All across urban India, work-life balance is a bit of a joke. But with growing awareness of the health risks of a sedentary lifestyle, young Indians are increasingly determined to incorporate some exercise into their daily routines.
Piyush Tank, a 27-year-old research manager in Bengaluru, began visiting the Cult centres in Indiranagar and HSR Layout a few months ago, and now attends strength & conditioning and boxing sessions three to four times a week, usually early in the morning before work.
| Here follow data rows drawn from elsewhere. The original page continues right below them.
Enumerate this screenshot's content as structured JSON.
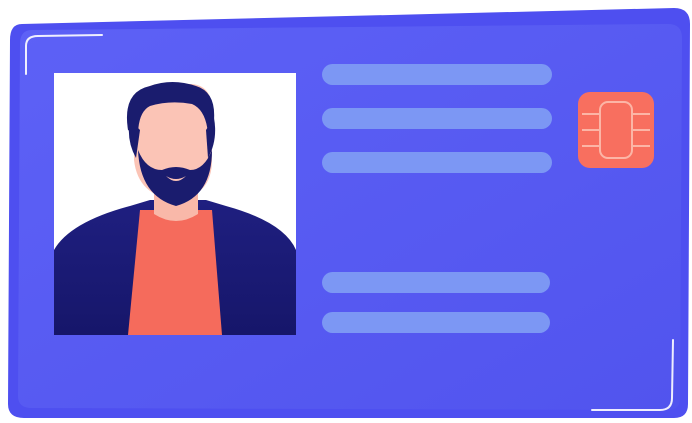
{
  "illustration": {
    "subject": "id-card",
    "icons": {
      "portrait": "person-avatar-icon",
      "chip": "smart-chip-icon"
    },
    "colors": {
      "card_back": "#4f4ff2",
      "card_front": "#5b5ef5",
      "text_line": "#7b96f4",
      "chip": "#f87060",
      "chip_stroke": "#fbb7a6",
      "photo_bg": "#ffffff",
      "hair_beard": "#1a1c6e",
      "skin": "#fbc3b5",
      "shirt": "#f76b5c",
      "jacket": "#1b1b78",
      "highlight": "#ffffff"
    },
    "text_lines_count": 5
  }
}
“(I’m) not looking to build a muscular body, all I want is some physical activity,” he explained. “You normally join gyms but what happens with gyms is they become boring very quickly.” At Cult, he added, you don’t know in advance what you’re going to do, and that element of surprise goes a long way in keeping things interesting. Moreover, because the centres draw a regular crowd, they offer a sense of being part of a community.
“…the good part about (Cult) is that you feel as if you are part of a group…Once you start going for a month or so, you start making connections with the people there,” he said.
However, the sizeable crowd does sometimes pose a problem, notably during the peak time-slots after work, when there can be as many as 40 people in a session. While Cult’s Telang maintains that the company usually restricts classes to under 20 people per instructor, with some larger sessions led by two instructors, members that I spoke to said overcrowding can still occur.
But that’s perhaps another sign that Cult is doing something right. According to Punit, a 29-year-old freelance yoga instructor who works there, other crossfit gyms and yoga centres aren’t doing nearly as well because they don’t use technology to make signing up and attending classes more efficient.
“(The) Bangalore crowd doesn’t have much time…everybody’s on the move,” he told Quartz, adding that money is not a concern for most professionals—it’s the results that they’re looking for.
In this, Cult is likely to deliver.
“If you look at it, one hour a day is enough, you don’t need more than that,” Telang explained. “In fact, 50 minutes a day is more than enough five days a week, you don’t have to invest too much time.”
And for the average Bengaluru professional, caught between long hours at work and in traffic, that’s really all you need to hear.
We welcome your comments at email@example.com.